■ **YOUR OBJECTIVE**: Each line in the entries below that holds the string "Professional" is to be listed.

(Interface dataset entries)
>>

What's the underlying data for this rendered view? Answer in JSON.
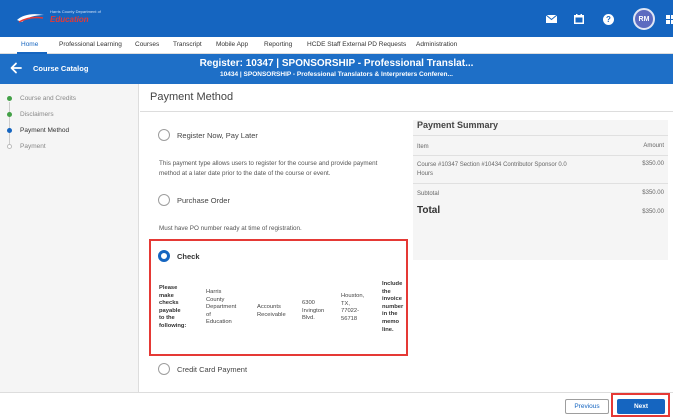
{
  "header": {
    "logo_tagline": "Harris County Department of",
    "logo_brand": "Education",
    "user_initials": "RM",
    "icons": [
      "mail-icon",
      "calendar-icon",
      "help-icon",
      "apps-grid-icon"
    ]
  },
  "nav": {
    "items": [
      "Home",
      "Professional Learning",
      "Courses",
      "Transcript",
      "Mobile App",
      "Reporting",
      "HCDE Staff External PD Requests",
      "Administration"
    ],
    "active": "Home"
  },
  "course": {
    "back_label": "Course Catalog",
    "title": "Register: 10347 | SPONSORSHIP - Professional Translat...",
    "subtitle": "10434 | SPONSORSHIP - Professional Translators & Interpreters Conferen..."
  },
  "steps": [
    {
      "label": "Course and Credits",
      "state": "done"
    },
    {
      "label": "Disclaimers",
      "state": "done"
    },
    {
      "label": "Payment Method",
      "state": "current"
    },
    {
      "label": "Payment",
      "state": "todo"
    }
  ],
  "page_title": "Payment Method",
  "options": {
    "register_later": {
      "label": "Register Now, Pay Later",
      "desc": "This payment type allows users to register for the course and provide payment method at a later date prior to the date of the course or event."
    },
    "purchase_order": {
      "label": "Purchase Order",
      "desc": "Must have PO number ready at time of registration."
    },
    "check": {
      "label": "Check",
      "col1": [
        "Please",
        "make",
        "checks",
        "payable",
        "to the",
        "following:"
      ],
      "col2": [
        "Harris",
        "County",
        "Department",
        "of",
        "Education"
      ],
      "col3": [
        "Accounts",
        "Receivable"
      ],
      "col4": [
        "6300",
        "Irvington",
        "Blvd."
      ],
      "col5": [
        "Houston,",
        "TX,",
        "77022-",
        "56718"
      ],
      "col6": [
        "Include",
        "the",
        "invoice",
        "number",
        "in the",
        "memo",
        "line."
      ]
    },
    "credit_card": {
      "label": "Credit Card Payment"
    }
  },
  "summary": {
    "title": "Payment Summary",
    "col_item": "Item",
    "col_amount": "Amount",
    "item_desc_1": "Course #10347 Section #10434 Contributor Sponsor 0.0",
    "item_desc_2": "Hours",
    "item_amount": "$350.00",
    "subtotal_label": "Subtotal",
    "subtotal": "$350.00",
    "total_label": "Total",
    "total": "$350.00"
  },
  "footer": {
    "previous": "Previous",
    "next": "Next"
  }
}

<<

■ **COMPLETED TASK**:
      "Professional Learning",
    "title": "Register: 10347 | SPONSORSHIP - Professional Translat...",
    "subtitle": "10434 | SPONSORSHIP - Professional Translators & Interpreters Conferen..."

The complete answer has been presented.